- Nylon is a superior batting cage net material that provides excellent Impact Absorption and a very high Abrasion Resistance. The result is a slightly more expensive, yet longer lasting batting cage net compared to Poly. If you’re building a batting cage to use for commercial training, high school, university, or pro teams; or simply want the longest lasting material for your batting cage at home, then Nylon is the right material for you. Check out our Poly nets in Standard Sizes at our Batting Cage Net Page.
The thickness of the netting, or gauge, refers to the twine diameter of the batting cage net. Every gauge has a number. The higher the number, the thicker the twine diameter, the longer the life span of your net. This chart quickly shows how the thickness of the gauge affects the life span of the netting.
#36 Nylon and #36 Poly are our most popular materials. In fact, over 75% of all nets used by high schools are #36 Nylon and over 80% of backyards use #36 Poly. For commercial facilities, we recommend #60 Nylon.
Indoors or Out?
The second factor to consider before you purchase your batting cage net is whether you will be using your net indoors or out.
- Indoor Batting Cage Nets don’t have to face the elements, but they can still benefit from our NetSeal™ Latex Dip, which provides an additional buffer to protect the net from ball impact. Indoor Batting Cage Nets also have specific hardware requirements for installation. Check out Question 3. What Kind of Batting Cage System Do I Need For My Net? for more information.
- Nylon Outdoor Batting Cage Nets face the dual threats of UV Ray Exposure and Moisture Absorption. You can help extend the life of your batting cage net with our NetSeal™ Latex Dip which helps make nets water-resistant. Outdoor batting cage nets have specific frame and requirements for installation. You can read more about Question 3. What Kind of Batting Cage System Do I Need For My Net? Indoors or out, most of our customers, especially the ones installing a cage at home, choose the #36 Poly.
Age of Players and Frequency of Use

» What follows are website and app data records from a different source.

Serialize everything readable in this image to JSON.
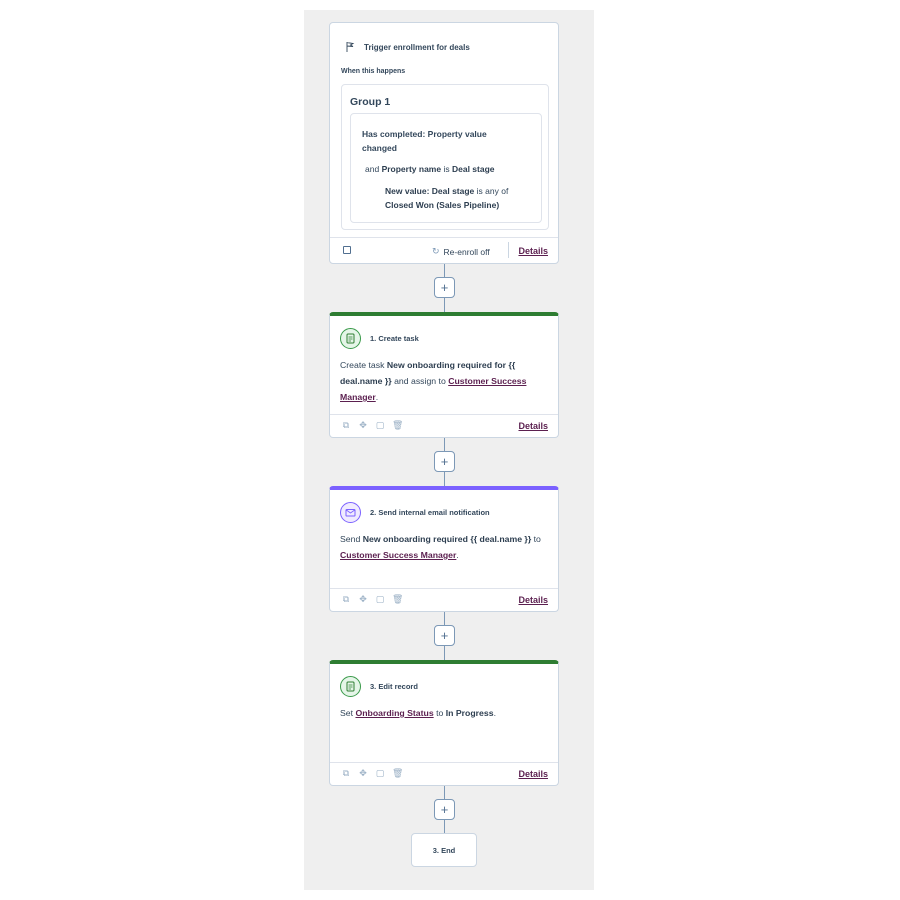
{
  "trigger": {
    "title": "Trigger enrollment for deals",
    "when_label": "When this happens",
    "group_title": "Group 1",
    "condition_1": "Has completed: Property value changed",
    "condition_2_prefix": "and",
    "condition_2_property_label": "Property name",
    "condition_2_is": "is",
    "condition_2_value": "Deal stage",
    "condition_3_label": "New value: Deal stage",
    "condition_3_mid": "is any of",
    "condition_3_value": "Closed Won (Sales Pipeline)",
    "reenroll": "Re-enroll off",
    "details": "Details"
  },
  "steps": [
    {
      "title": "1. Create task",
      "body_1": "Create task",
      "body_bold": "New onboarding required for {{ deal.name }}",
      "body_2": "and assign to",
      "body_link": "Customer Success Manager",
      "body_end": ".",
      "details": "Details",
      "accent": "#2e7d32",
      "icon": "task-icon"
    },
    {
      "title": "2. Send internal email notification",
      "body_1": "Send",
      "body_bold": "New onboarding required {{ deal.name }}",
      "body_2": "to",
      "body_link": "Customer Success Manager",
      "body_end": ".",
      "details": "Details",
      "accent": "#7b61ff",
      "icon": "email-icon"
    },
    {
      "title": "3. Edit record",
      "body_1": "Set",
      "body_link": "Onboarding Status",
      "body_2": "to",
      "body_bold": "In Progress",
      "body_end": ".",
      "details": "Details",
      "accent": "#2e7d32",
      "icon": "record-icon"
    }
  ],
  "add_button": "+",
  "end_label": "3. End",
  "colors": {
    "link": "#5b1f4f",
    "canvas": "#efefef",
    "green_accent": "#2e7d32",
    "purple_accent": "#7b61ff"
  }
}
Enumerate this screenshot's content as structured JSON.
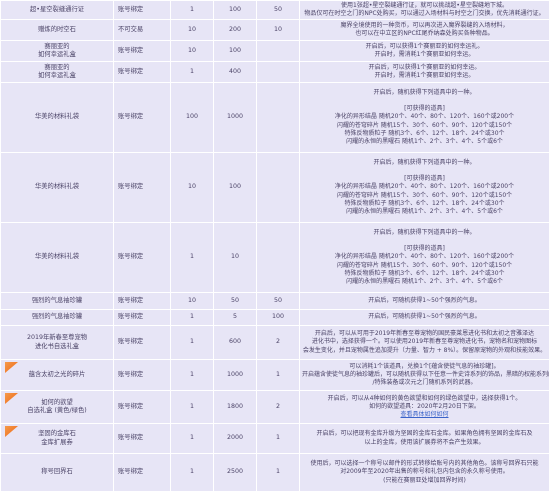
{
  "rows": [
    {
      "name": "超•星空裂缝通行证",
      "trade": "账号绑定",
      "a": "1",
      "b": "100",
      "c": "50",
      "promo": false,
      "desc": [
        "使用1张超•星空裂缝通行证，就可以挑战超•星空裂缝地下城。",
        "物品仅可在时空之门的NPC处购买，可以通过入场材料与时空之门交换，优先消耗通行证。"
      ]
    },
    {
      "name": "赠炼的时空石",
      "trade": "不可交易",
      "a": "10",
      "b": "200",
      "c": "10",
      "promo": false,
      "desc": [
        "魔界全境使用的一种货币，可以再次进入魔界裂缝的入场材料，",
        "也可以在中立区的NPC红尾乔纳森处购买各种物品。"
      ]
    },
    {
      "name": "赛丽亚的\n如何幸运礼盒",
      "trade": "账号绑定",
      "a": "10",
      "b": "100",
      "c": "",
      "promo": false,
      "desc": [
        "开启后，可以获得1个赛丽亚的如何幸运礼。",
        "开启时，需消耗1个赛丽亚如何幸运。"
      ]
    },
    {
      "name": "赛丽亚的\n如何幸运礼盒",
      "trade": "账号绑定",
      "a": "1",
      "b": "400",
      "c": "",
      "promo": false,
      "desc": [
        "开启后，可以获得1个赛丽亚的如何幸运。",
        "开启时，需消耗1个赛丽亚如何幸运。"
      ]
    },
    {
      "name": "华美的材料礼袋",
      "trade": "账号绑定",
      "a": "100",
      "b": "1000",
      "c": "",
      "promo": false,
      "desc": [
        "开启后，随机获得下列道具中的一种。",
        "",
        "[可获得的道具]",
        "净化的异形结晶 随机20个、40个、80个、120个、160个或200个",
        "闪耀的苍穹碎片 随机15个、30个、60个、90个、120个或150个",
        "特殊反物质粒子 随机3个、6个、12个、18个、24个或30个",
        "闪耀的永恒的黑曜石 随机1个、2个、3个、4个、5个或6个"
      ]
    },
    {
      "name": "华美的材料礼袋",
      "trade": "账号绑定",
      "a": "10",
      "b": "100",
      "c": "",
      "promo": false,
      "desc": [
        "开启后，随机获得下列道具中的一种。",
        "",
        "[可获得的道具]",
        "净化的异形结晶 随机20个、40个、80个、120个、160个或200个",
        "闪耀的苍穹碎片 随机15个、30个、60个、90个、120个或150个",
        "特殊反物质粒子 随机3个、6个、12个、18个、24个或30个",
        "闪耀的永恒的黑曜石 随机1个、2个、3个、4个、5个或6个"
      ]
    },
    {
      "name": "华美的材料礼袋",
      "trade": "账号绑定",
      "a": "1",
      "b": "10",
      "c": "",
      "promo": false,
      "desc": [
        "开启后，随机获得下列道具中的一种。",
        "",
        "[可获得的道具]",
        "净化的异形结晶 随机20个、40个、80个、120个、160个或200个",
        "闪耀的苍穹碎片 随机15个、30个、60个、90个、120个或150个",
        "特殊反物质粒子 随机3个、6个、12个、18个、24个或30个",
        "闪耀的永恒的黑曜石 随机1个、2个、3个、4个、5个或6个"
      ]
    },
    {
      "name": "强烈的气息袖珍罐",
      "trade": "账号绑定",
      "a": "10",
      "b": "50",
      "c": "50",
      "promo": false,
      "desc": [
        "开启后，可随机获得1~50个强烈的气息。"
      ]
    },
    {
      "name": "强烈的气息袖珍罐",
      "trade": "账号绑定",
      "a": "1",
      "b": "5",
      "c": "100",
      "promo": false,
      "desc": [
        "开启后，可随机获得1~50个强烈的气息。"
      ]
    },
    {
      "name": "2019年新春至尊宠物\n进化书自选礼盒",
      "trade": "账号绑定",
      "a": "1",
      "b": "600",
      "c": "2",
      "promo": false,
      "desc": [
        "开启后，可以从可用于2019年新春至尊宠物的国民豪莱恩进化书和太初之音雅泽达",
        "进化书中，选择获得一个。可以使用2019年新春至尊宠物进化书，宠物名和宠物图标",
        "会发生变化，并且宠物属性追加提升（力量、智力 + 8%）。保留原宠物的外观和技能效果。"
      ]
    },
    {
      "name": "蕴含太初之光的碎片",
      "trade": "账号绑定",
      "a": "1",
      "b": "1000",
      "c": "1",
      "promo": true,
      "desc": [
        "可以消耗1个该道具，兑换1个[蕴含使徒气息的袖珍罐]。",
        "开启蕴含使徒气息的袖珍罐后，可以随机获得以下任意一件史诗系列的饰品，黑暗的权能系列的首饰",
        "/特殊装备或次元之门随机系列的武器。"
      ]
    },
    {
      "name": "如何的欲望\n自选礼盒 (黄色/绿色)",
      "trade": "账号绑定",
      "a": "1",
      "b": "1800",
      "c": "2",
      "promo": true,
      "desc": [
        "开启后，可以从4种如何的黄色欲望和如何的绿色欲望中，选择获得1个。",
        "如何的欲望道具：2020年2月20日下架。",
        "查看具体如何如何"
      ]
    },
    {
      "name": "坚固的金库石\n金库扩展券",
      "trade": "账号绑定",
      "a": "1",
      "b": "2000",
      "c": "1",
      "promo": true,
      "desc": [
        "开启后，可以把现有金库升级为坚固的金库石金库。如果角色拥有坚固的金库石及",
        "以上的金库，使用该扩展券将不会产生效果。"
      ]
    },
    {
      "name": "称号回界石",
      "trade": "账号绑定",
      "a": "1",
      "b": "2500",
      "c": "1",
      "promo": false,
      "desc": [
        "使用后，可以选择一个称号以邮件的形式转移给账号内的其他角色。该称号回界石只能",
        "对2009年至2020年出售的称号和礼包内包含的永久称号使用。",
        "(只能在赛丽亚处增加回界时间)"
      ]
    }
  ],
  "footnote_link": "查看具体如何如何"
}
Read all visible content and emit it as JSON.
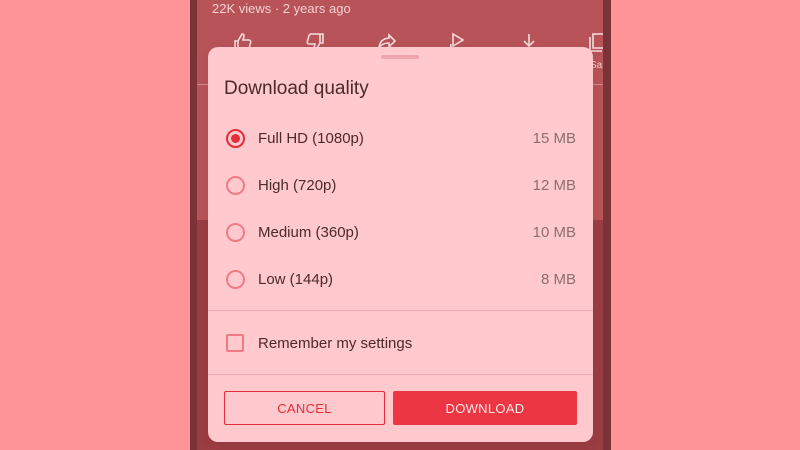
{
  "video": {
    "meta": "22K views · 2 years ago",
    "side_text": "Sa"
  },
  "actions": [
    {
      "icon": "thumbs-up-icon"
    },
    {
      "icon": "thumbs-down-icon"
    },
    {
      "icon": "share-icon"
    },
    {
      "icon": "remix-icon"
    },
    {
      "icon": "download-icon"
    },
    {
      "icon": "save-icon"
    }
  ],
  "dialog": {
    "title": "Download quality",
    "options": [
      {
        "label": "Full HD (1080p)",
        "size": "15 MB",
        "selected": true
      },
      {
        "label": "High (720p)",
        "size": "12 MB",
        "selected": false
      },
      {
        "label": "Medium (360p)",
        "size": "10 MB",
        "selected": false
      },
      {
        "label": "Low (144p)",
        "size": "8 MB",
        "selected": false
      }
    ],
    "remember_label": "Remember my settings",
    "remember_checked": false,
    "cancel_label": "CANCEL",
    "download_label": "DOWNLOAD"
  },
  "colors": {
    "accent": "#e52d3a",
    "dialog_bg": "#ffc9cd",
    "page_bg": "#ff9497"
  }
}
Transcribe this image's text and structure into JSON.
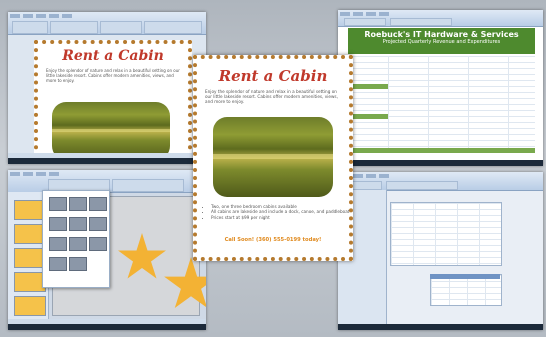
{
  "flyer": {
    "title": "Rent a Cabin",
    "intro": "Enjoy the splendor of nature and relax in a beautiful setting on our little lakeside resort. Cabins offer modern amenities, views, and more to enjoy.",
    "bullets": [
      "Two, one three bedroom cabins available",
      "All cabins are lakeside and include a dock, canoe, and paddleboat",
      "Prices start at $99 per night"
    ],
    "cta": "Call Soon! (360) 555-0199 today!"
  },
  "excel": {
    "title": "Roebuck's IT Hardware & Services",
    "subtitle": "Projected Quarterly Revenue and Expenditures"
  },
  "colors": {
    "desktop": "#b9c0c8",
    "ribbon": "#b9cde6",
    "flyer_border": "#b57a2e",
    "flyer_title": "#c0392b",
    "excel_header": "#4e8a2e",
    "sun": "#f3b234"
  }
}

The third factor to consider when choosing the material and gauge for your batting cage net is the ages of the players hitting. Nets that are suitable for younger players aren’t necessarily suitable for older players. It’s also important to consider how often a net is going to be used. If your batting cage net is going to see thousands of swings a day you may want to consider the added protection of NetSeal™ or our NetShield.
Now that you’re an expert in Batting Cage Net Material and Gauges, it’s time to move on to Question 2: What Size Net Do I Need?